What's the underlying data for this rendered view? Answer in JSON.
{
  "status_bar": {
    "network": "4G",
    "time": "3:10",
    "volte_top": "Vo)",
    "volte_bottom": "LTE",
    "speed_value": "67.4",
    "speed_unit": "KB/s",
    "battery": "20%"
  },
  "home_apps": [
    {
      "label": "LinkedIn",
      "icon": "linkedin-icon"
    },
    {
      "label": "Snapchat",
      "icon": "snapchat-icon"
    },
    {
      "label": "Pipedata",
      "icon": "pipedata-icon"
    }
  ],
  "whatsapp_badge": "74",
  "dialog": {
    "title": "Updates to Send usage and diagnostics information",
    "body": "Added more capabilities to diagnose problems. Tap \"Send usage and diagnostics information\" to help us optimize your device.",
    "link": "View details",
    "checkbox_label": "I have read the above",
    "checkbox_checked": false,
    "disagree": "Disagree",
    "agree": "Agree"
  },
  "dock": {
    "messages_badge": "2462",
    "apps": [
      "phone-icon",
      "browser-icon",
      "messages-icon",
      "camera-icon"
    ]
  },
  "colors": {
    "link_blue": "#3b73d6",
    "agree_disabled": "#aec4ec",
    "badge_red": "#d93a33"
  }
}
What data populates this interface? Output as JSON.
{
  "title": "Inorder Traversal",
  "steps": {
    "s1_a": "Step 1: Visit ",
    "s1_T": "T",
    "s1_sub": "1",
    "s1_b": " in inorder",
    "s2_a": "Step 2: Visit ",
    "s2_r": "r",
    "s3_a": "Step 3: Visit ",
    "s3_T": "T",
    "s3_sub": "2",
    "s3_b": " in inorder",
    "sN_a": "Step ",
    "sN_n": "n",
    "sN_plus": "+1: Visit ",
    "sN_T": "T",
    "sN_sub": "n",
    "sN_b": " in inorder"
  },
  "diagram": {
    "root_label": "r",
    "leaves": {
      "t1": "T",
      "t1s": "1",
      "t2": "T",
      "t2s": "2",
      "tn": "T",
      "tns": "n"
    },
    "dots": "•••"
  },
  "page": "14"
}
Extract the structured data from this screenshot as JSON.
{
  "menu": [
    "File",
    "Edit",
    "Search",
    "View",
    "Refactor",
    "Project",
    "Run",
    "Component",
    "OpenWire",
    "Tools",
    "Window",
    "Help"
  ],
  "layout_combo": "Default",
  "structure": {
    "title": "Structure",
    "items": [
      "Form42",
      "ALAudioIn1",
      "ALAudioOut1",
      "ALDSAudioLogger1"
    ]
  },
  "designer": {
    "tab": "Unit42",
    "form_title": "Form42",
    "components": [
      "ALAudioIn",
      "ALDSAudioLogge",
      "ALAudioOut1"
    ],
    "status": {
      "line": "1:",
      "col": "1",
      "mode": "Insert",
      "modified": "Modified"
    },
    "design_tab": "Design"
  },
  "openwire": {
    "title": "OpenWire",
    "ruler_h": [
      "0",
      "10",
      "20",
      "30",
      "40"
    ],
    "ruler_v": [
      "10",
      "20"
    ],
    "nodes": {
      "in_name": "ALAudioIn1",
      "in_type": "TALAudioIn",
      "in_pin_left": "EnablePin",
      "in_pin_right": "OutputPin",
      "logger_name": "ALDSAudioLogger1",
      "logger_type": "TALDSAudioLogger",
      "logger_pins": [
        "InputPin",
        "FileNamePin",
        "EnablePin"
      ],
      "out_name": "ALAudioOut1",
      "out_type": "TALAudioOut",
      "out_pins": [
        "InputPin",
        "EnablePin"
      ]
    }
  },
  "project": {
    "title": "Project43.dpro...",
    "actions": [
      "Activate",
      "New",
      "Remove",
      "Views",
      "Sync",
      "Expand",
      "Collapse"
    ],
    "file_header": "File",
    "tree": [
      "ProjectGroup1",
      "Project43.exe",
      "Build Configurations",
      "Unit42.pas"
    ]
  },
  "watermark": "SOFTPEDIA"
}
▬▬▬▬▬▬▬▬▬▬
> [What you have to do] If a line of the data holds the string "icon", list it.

> [Task answer]
      "icon": "linkedin-icon"
      "icon": "snapchat-icon"
      "icon": "pipedata-icon"
      "phone-icon",
      "browser-icon",
      "messages-icon",
      "camera-icon"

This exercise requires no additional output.